#### Source data ####

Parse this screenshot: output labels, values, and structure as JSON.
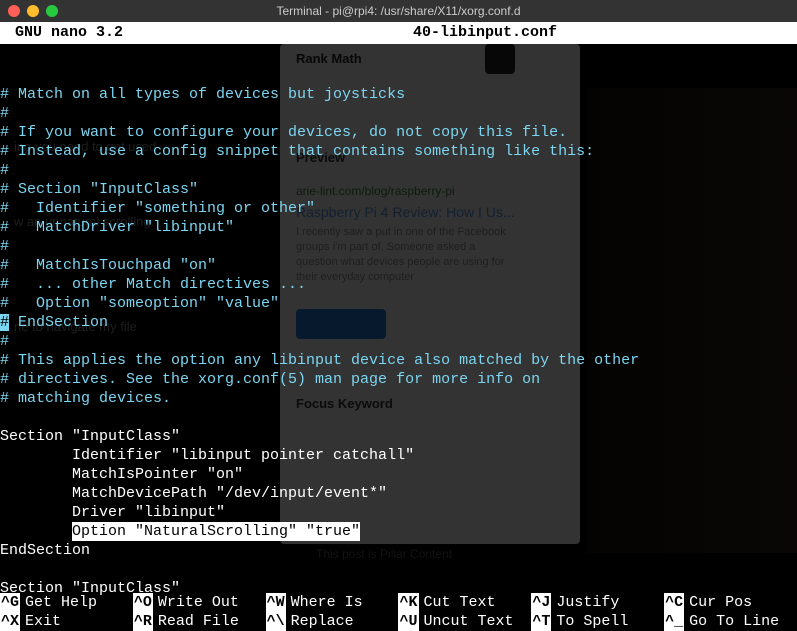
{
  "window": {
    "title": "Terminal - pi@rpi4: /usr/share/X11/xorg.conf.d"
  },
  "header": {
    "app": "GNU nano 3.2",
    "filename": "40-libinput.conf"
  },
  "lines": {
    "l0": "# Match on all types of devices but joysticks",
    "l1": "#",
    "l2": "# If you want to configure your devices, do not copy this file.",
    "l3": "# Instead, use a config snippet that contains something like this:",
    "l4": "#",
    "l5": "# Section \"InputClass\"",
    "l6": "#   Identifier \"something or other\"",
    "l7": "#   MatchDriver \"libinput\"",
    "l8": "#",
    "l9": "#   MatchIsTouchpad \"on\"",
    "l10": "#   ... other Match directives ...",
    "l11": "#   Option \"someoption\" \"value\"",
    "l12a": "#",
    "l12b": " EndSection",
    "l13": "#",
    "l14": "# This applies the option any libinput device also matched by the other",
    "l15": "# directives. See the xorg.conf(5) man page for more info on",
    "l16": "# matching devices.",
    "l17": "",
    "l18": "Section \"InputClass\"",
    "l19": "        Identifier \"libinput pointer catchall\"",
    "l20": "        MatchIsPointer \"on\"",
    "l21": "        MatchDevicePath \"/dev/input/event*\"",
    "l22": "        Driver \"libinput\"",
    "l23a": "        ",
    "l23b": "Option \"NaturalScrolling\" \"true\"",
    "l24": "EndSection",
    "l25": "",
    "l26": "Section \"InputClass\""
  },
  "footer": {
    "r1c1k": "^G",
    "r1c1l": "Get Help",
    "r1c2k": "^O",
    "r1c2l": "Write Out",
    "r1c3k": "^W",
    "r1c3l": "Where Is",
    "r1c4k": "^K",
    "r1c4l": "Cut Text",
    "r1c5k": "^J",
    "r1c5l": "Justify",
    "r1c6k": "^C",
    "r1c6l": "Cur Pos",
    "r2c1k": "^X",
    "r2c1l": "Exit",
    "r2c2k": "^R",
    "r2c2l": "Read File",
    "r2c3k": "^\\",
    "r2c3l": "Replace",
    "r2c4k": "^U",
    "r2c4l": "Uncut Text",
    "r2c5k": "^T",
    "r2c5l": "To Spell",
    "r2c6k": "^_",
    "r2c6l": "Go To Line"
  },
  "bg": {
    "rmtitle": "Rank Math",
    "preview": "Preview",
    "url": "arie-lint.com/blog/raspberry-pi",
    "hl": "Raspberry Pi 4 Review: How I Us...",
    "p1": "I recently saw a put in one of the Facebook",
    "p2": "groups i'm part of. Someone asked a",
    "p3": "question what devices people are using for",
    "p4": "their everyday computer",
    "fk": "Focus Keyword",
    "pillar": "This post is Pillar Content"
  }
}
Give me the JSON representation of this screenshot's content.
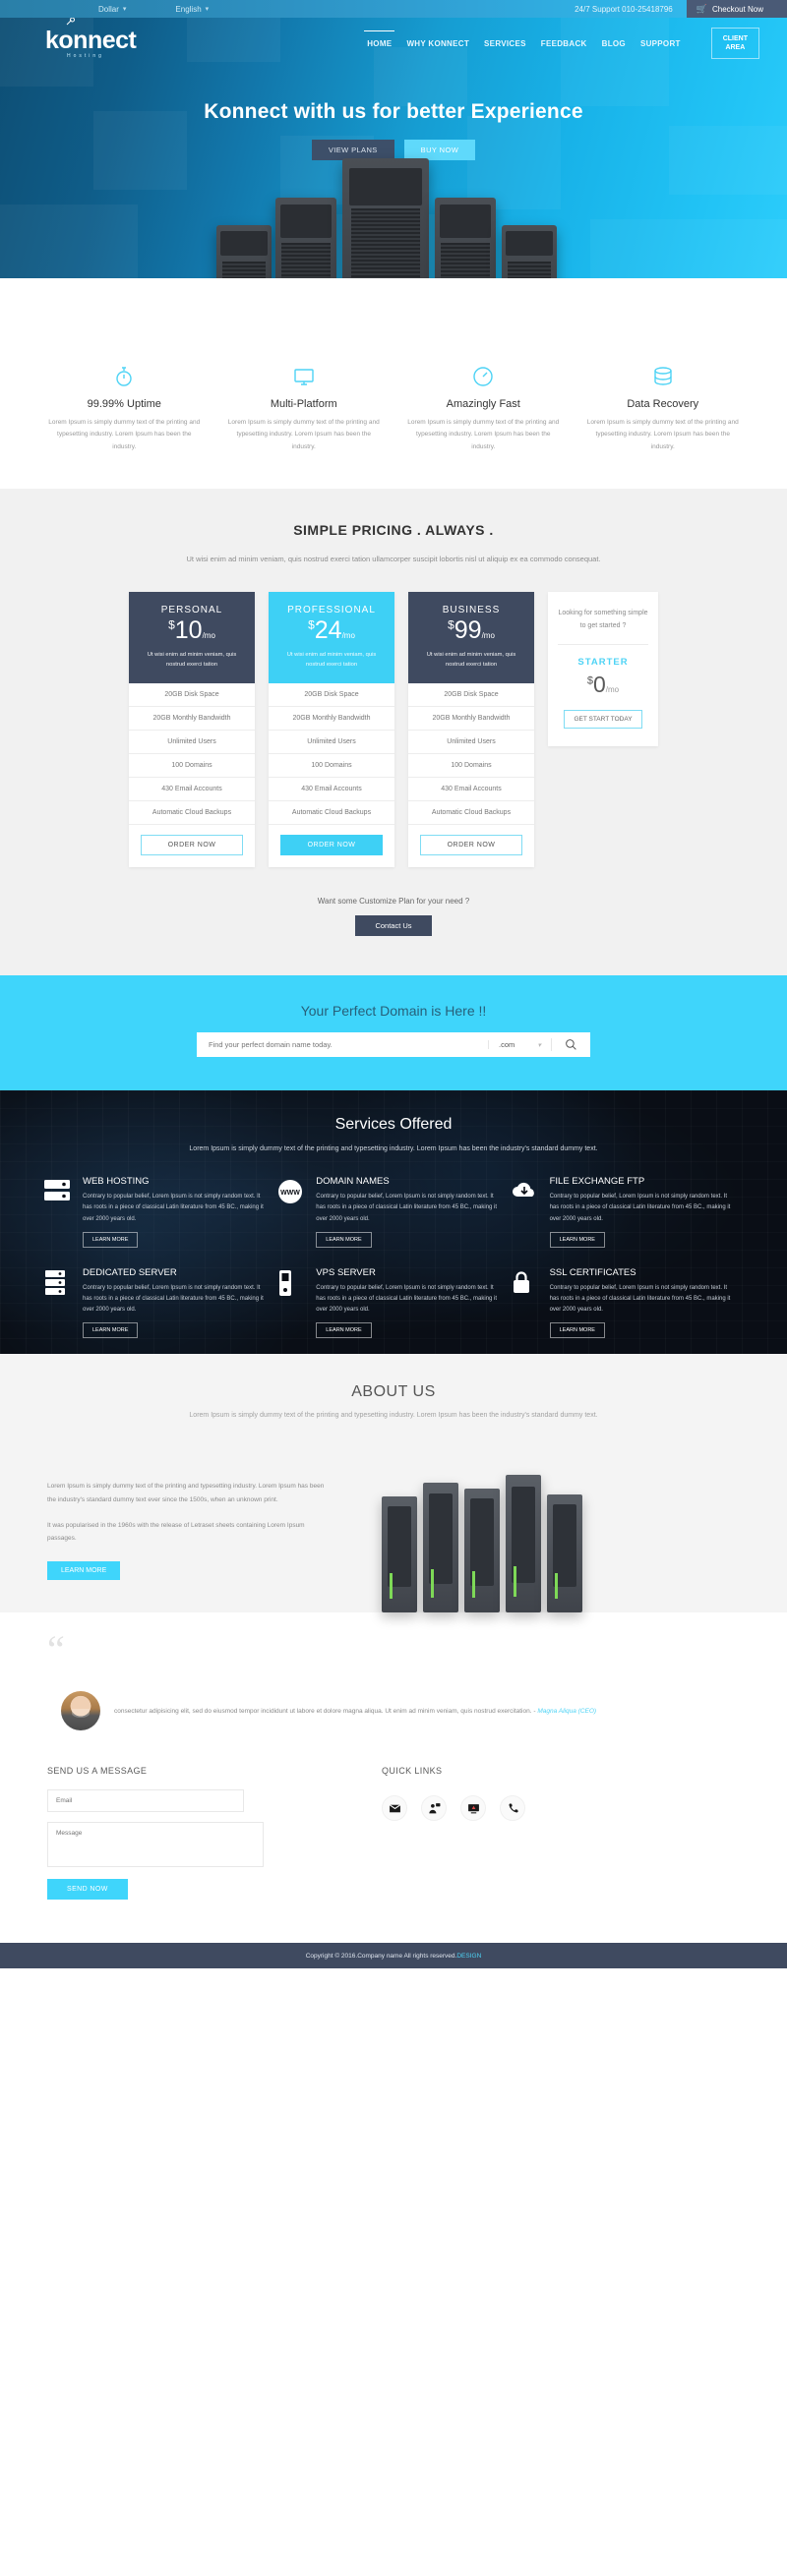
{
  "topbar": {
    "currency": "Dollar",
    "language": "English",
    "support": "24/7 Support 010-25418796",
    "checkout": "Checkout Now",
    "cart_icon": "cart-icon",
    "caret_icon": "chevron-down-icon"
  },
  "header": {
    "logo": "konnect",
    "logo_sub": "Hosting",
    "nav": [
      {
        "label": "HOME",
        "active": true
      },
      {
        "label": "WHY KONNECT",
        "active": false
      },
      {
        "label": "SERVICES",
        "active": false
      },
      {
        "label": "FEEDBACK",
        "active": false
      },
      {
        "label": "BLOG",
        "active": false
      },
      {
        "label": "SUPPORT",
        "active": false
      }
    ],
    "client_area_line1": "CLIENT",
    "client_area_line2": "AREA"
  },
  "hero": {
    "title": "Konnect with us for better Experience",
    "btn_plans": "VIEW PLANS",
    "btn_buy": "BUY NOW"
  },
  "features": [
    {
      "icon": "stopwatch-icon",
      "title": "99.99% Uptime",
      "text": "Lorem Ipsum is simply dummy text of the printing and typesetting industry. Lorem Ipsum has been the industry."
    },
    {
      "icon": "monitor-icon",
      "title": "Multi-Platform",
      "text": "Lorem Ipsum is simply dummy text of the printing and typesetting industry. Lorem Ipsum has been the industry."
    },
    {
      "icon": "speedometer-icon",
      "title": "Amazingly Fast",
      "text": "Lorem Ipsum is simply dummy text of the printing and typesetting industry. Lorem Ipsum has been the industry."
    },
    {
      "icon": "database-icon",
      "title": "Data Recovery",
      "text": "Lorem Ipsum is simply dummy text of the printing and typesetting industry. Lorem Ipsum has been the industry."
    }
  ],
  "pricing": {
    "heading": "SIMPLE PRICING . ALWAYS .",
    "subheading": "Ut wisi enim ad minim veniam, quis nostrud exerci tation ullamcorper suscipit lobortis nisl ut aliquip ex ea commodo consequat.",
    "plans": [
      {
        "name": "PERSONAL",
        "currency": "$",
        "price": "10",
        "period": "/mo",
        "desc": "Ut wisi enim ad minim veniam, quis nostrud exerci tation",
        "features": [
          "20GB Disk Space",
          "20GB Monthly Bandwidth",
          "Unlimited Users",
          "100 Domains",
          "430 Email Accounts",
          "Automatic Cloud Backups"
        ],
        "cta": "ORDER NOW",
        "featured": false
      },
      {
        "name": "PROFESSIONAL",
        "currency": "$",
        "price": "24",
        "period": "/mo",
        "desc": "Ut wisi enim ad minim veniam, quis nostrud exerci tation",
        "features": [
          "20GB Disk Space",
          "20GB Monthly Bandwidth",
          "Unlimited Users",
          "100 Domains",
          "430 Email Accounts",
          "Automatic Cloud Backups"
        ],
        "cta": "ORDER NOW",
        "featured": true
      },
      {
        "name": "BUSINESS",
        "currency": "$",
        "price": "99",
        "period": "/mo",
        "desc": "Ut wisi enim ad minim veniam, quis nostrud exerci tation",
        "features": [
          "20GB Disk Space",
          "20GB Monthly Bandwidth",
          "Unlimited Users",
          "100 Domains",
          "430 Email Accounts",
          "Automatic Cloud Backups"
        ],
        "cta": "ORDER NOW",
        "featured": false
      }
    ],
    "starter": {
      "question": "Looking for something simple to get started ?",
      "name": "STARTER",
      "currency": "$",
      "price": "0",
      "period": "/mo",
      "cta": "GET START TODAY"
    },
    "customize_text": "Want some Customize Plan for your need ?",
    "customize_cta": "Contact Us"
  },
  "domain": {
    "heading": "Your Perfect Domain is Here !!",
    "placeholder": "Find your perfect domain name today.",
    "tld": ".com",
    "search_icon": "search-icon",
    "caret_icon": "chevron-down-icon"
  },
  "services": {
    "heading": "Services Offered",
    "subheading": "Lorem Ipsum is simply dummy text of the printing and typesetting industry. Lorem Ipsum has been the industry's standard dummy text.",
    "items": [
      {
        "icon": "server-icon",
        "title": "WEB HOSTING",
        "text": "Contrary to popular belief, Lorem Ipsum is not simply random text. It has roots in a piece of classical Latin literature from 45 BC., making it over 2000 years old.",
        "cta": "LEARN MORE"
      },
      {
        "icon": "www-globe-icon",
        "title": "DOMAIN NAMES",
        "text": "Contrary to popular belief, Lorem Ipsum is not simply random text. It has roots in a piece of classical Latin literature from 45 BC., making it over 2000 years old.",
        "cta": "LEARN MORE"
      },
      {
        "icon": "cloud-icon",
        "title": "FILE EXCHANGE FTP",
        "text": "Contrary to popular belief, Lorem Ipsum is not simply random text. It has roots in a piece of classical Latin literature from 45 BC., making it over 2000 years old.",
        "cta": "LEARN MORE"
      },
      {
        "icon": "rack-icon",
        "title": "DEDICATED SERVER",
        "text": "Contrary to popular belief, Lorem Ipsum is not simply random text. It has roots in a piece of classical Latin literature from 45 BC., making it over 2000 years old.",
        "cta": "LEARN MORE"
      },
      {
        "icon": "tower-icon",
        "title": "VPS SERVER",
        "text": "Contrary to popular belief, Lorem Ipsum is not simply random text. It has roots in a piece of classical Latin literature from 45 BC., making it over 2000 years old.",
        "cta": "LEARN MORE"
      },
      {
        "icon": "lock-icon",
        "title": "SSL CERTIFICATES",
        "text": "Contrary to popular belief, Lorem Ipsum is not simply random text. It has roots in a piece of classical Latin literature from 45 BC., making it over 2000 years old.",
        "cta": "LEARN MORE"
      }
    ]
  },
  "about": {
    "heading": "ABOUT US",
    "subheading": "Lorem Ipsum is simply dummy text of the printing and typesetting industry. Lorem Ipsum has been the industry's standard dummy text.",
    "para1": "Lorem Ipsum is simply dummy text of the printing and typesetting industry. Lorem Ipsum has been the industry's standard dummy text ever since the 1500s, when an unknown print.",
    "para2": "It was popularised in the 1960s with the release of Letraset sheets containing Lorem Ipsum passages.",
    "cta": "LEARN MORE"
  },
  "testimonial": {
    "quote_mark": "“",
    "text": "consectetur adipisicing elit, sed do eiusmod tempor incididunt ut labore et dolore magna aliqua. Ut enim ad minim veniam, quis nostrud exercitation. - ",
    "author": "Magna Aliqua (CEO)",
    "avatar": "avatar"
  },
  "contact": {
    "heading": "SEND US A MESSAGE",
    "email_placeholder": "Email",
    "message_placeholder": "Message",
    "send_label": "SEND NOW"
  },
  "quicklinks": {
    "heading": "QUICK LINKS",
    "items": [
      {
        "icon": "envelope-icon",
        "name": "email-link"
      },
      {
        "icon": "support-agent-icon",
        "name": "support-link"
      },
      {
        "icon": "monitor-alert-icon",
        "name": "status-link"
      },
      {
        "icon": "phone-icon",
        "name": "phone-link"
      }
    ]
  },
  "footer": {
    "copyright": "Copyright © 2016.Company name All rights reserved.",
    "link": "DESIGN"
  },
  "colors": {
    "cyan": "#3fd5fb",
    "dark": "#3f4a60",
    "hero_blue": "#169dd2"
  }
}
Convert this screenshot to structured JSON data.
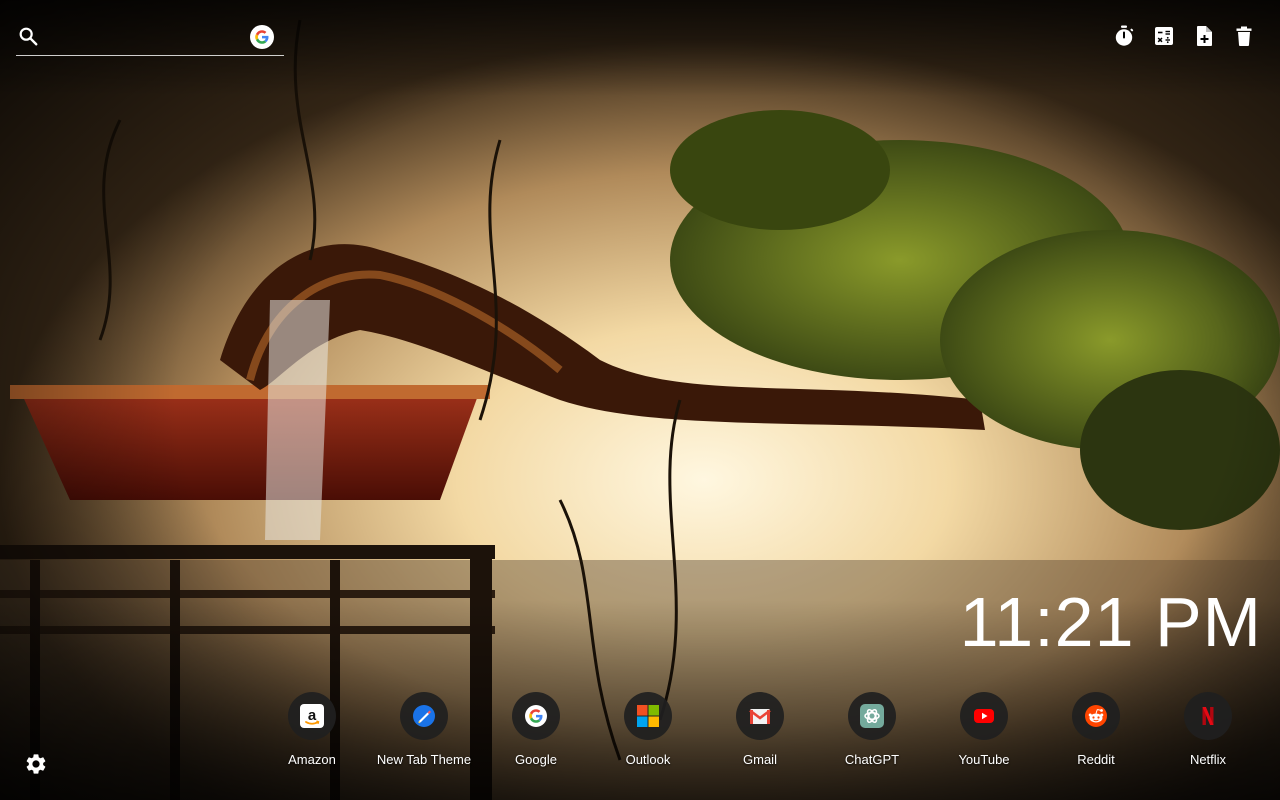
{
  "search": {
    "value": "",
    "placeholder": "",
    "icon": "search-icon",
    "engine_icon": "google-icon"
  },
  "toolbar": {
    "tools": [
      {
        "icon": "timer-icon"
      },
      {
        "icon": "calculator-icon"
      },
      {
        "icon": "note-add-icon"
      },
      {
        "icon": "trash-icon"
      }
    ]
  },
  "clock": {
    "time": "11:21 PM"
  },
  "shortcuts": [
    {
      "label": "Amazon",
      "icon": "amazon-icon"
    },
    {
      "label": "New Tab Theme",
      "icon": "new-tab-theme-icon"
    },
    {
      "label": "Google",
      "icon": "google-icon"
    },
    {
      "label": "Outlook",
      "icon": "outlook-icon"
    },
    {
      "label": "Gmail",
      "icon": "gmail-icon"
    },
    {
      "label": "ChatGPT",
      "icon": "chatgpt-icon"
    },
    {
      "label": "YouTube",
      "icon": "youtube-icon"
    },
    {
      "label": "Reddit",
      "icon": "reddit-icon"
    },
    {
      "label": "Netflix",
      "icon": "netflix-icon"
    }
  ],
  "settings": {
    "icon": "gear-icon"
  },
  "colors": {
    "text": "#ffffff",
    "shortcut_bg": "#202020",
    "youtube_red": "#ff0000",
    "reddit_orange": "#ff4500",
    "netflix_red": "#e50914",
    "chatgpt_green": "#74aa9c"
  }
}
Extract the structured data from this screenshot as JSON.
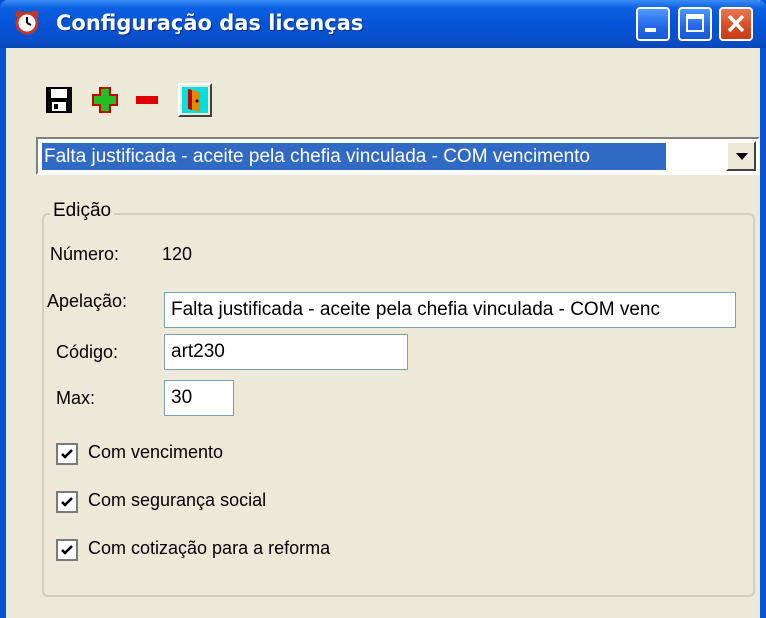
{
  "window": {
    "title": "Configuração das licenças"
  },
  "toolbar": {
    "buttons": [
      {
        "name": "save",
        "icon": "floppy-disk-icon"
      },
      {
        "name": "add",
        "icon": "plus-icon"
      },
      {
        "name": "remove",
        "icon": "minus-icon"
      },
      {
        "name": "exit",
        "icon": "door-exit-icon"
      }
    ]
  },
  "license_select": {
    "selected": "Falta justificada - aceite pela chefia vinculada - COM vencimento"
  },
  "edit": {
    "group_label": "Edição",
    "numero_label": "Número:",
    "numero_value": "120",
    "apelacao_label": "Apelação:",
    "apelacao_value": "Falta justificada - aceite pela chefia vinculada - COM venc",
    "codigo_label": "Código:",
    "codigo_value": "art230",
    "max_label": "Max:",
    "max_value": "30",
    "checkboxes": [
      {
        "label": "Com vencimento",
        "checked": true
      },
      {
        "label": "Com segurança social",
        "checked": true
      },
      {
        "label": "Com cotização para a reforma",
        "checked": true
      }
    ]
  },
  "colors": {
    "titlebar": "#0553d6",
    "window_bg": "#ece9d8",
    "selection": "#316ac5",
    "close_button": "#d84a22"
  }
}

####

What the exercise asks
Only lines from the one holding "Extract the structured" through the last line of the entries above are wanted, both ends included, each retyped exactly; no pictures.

Answer box
Extract the structured data from this screenshot as JSON.
{
  "window": {
    "title": "Configuração das licenças"
  },
  "toolbar": {
    "buttons": [
      {
        "name": "save",
        "icon": "floppy-disk-icon"
      },
      {
        "name": "add",
        "icon": "plus-icon"
      },
      {
        "name": "remove",
        "icon": "minus-icon"
      },
      {
        "name": "exit",
        "icon": "door-exit-icon"
      }
    ]
  },
  "license_select": {
    "selected": "Falta justificada - aceite pela chefia vinculada - COM vencimento"
  },
  "edit": {
    "group_label": "Edição",
    "numero_label": "Número:",
    "numero_value": "120",
    "apelacao_label": "Apelação:",
    "apelacao_value": "Falta justificada - aceite pela chefia vinculada - COM venc",
    "codigo_label": "Código:",
    "codigo_value": "art230",
    "max_label": "Max:",
    "max_value": "30",
    "checkboxes": [
      {
        "label": "Com vencimento",
        "checked": true
      },
      {
        "label": "Com segurança social",
        "checked": true
      },
      {
        "label": "Com cotização para a reforma",
        "checked": true
      }
    ]
  },
  "colors": {
    "titlebar": "#0553d6",
    "window_bg": "#ece9d8",
    "selection": "#316ac5",
    "close_button": "#d84a22"
  }
}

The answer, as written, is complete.